§ Stored entries:
^^^^

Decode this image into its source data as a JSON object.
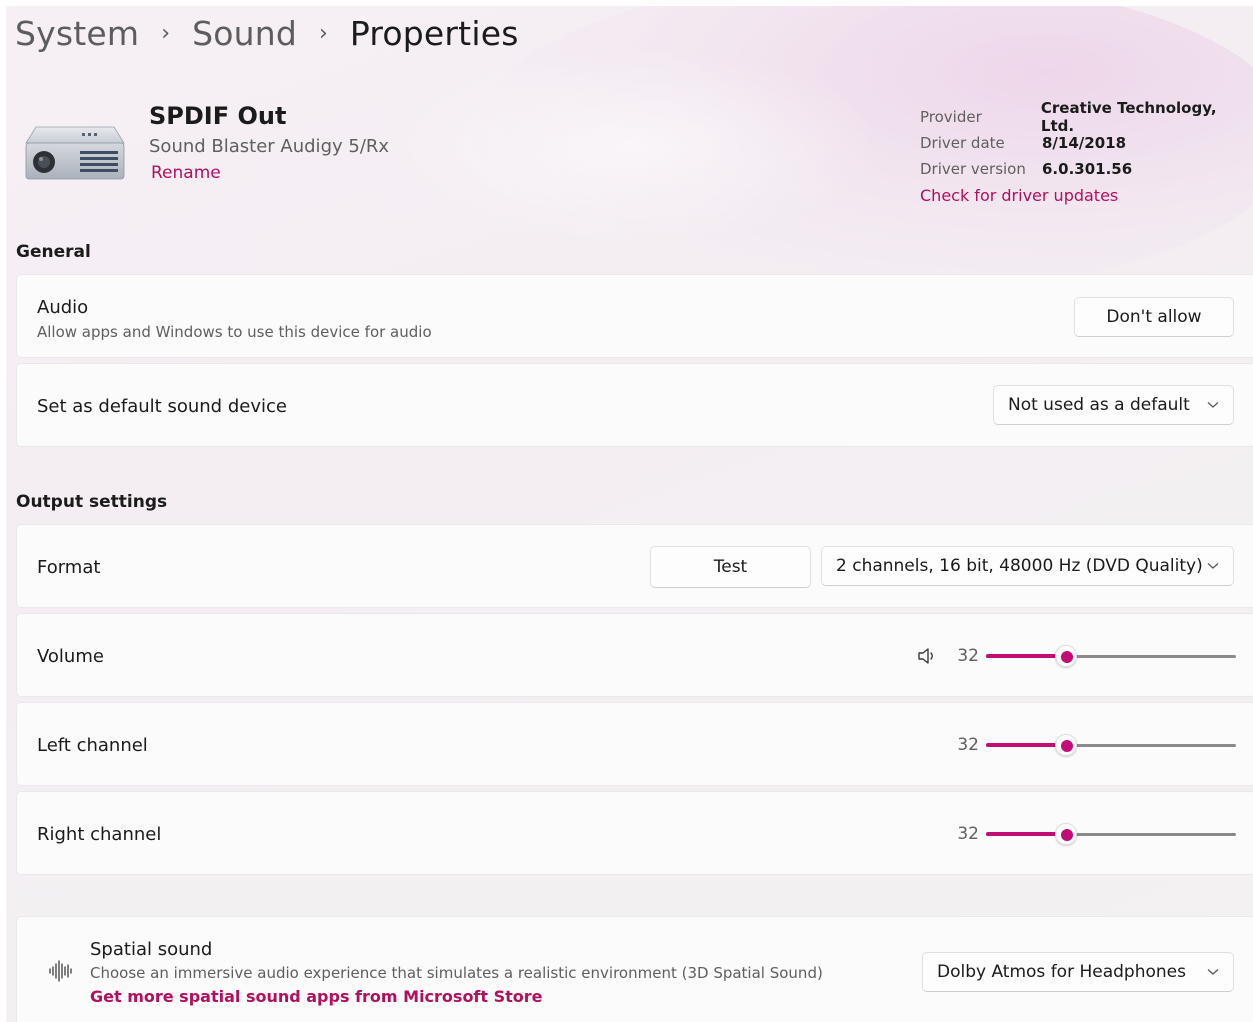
{
  "breadcrumb": {
    "items": [
      "System",
      "Sound",
      "Properties"
    ],
    "separator": "›"
  },
  "device": {
    "name": "SPDIF Out",
    "model": "Sound Blaster Audigy 5/Rx",
    "rename_label": "Rename",
    "icon": "sound-card-icon"
  },
  "driver": {
    "provider_label": "Provider",
    "provider_value": "Creative Technology, Ltd.",
    "date_label": "Driver date",
    "date_value": "8/14/2018",
    "version_label": "Driver version",
    "version_value": "6.0.301.56",
    "update_link": "Check for driver updates"
  },
  "general": {
    "title": "General",
    "audio": {
      "title": "Audio",
      "subtitle": "Allow apps and Windows to use this device for audio",
      "button_label": "Don't allow"
    },
    "default_device": {
      "title": "Set as default sound device",
      "selected": "Not used as a default"
    }
  },
  "output": {
    "title": "Output settings",
    "format": {
      "title": "Format",
      "test_label": "Test",
      "selected": "2 channels, 16 bit, 48000 Hz (DVD Quality)"
    },
    "volume": {
      "title": "Volume",
      "value": 32,
      "icon": "speaker-icon"
    },
    "left_channel": {
      "title": "Left channel",
      "value": 32
    },
    "right_channel": {
      "title": "Right channel",
      "value": 32
    }
  },
  "spatial": {
    "title": "Spatial sound",
    "subtitle": "Choose an immersive audio experience that simulates a realistic environment (3D Spatial Sound)",
    "store_link": "Get more spatial sound apps from Microsoft Store",
    "selected": "Dolby Atmos for Headphones",
    "icon": "spatial-audio-icon"
  },
  "colors": {
    "accent": "#c30c75",
    "link": "#b1105f"
  }
}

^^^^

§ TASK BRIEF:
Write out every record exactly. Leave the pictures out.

§ WRITTEN RESPONSE:
Decode this image into its source data as a JSON object.
{
  "breadcrumb": {
    "items": [
      "System",
      "Sound",
      "Properties"
    ],
    "separator": "›"
  },
  "device": {
    "name": "SPDIF Out",
    "model": "Sound Blaster Audigy 5/Rx",
    "rename_label": "Rename",
    "icon": "sound-card-icon"
  },
  "driver": {
    "provider_label": "Provider",
    "provider_value": "Creative Technology, Ltd.",
    "date_label": "Driver date",
    "date_value": "8/14/2018",
    "version_label": "Driver version",
    "version_value": "6.0.301.56",
    "update_link": "Check for driver updates"
  },
  "general": {
    "title": "General",
    "audio": {
      "title": "Audio",
      "subtitle": "Allow apps and Windows to use this device for audio",
      "button_label": "Don't allow"
    },
    "default_device": {
      "title": "Set as default sound device",
      "selected": "Not used as a default"
    }
  },
  "output": {
    "title": "Output settings",
    "format": {
      "title": "Format",
      "test_label": "Test",
      "selected": "2 channels, 16 bit, 48000 Hz (DVD Quality)"
    },
    "volume": {
      "title": "Volume",
      "value": 32,
      "icon": "speaker-icon"
    },
    "left_channel": {
      "title": "Left channel",
      "value": 32
    },
    "right_channel": {
      "title": "Right channel",
      "value": 32
    }
  },
  "spatial": {
    "title": "Spatial sound",
    "subtitle": "Choose an immersive audio experience that simulates a realistic environment (3D Spatial Sound)",
    "store_link": "Get more spatial sound apps from Microsoft Store",
    "selected": "Dolby Atmos for Headphones",
    "icon": "spatial-audio-icon"
  },
  "colors": {
    "accent": "#c30c75",
    "link": "#b1105f"
  }
}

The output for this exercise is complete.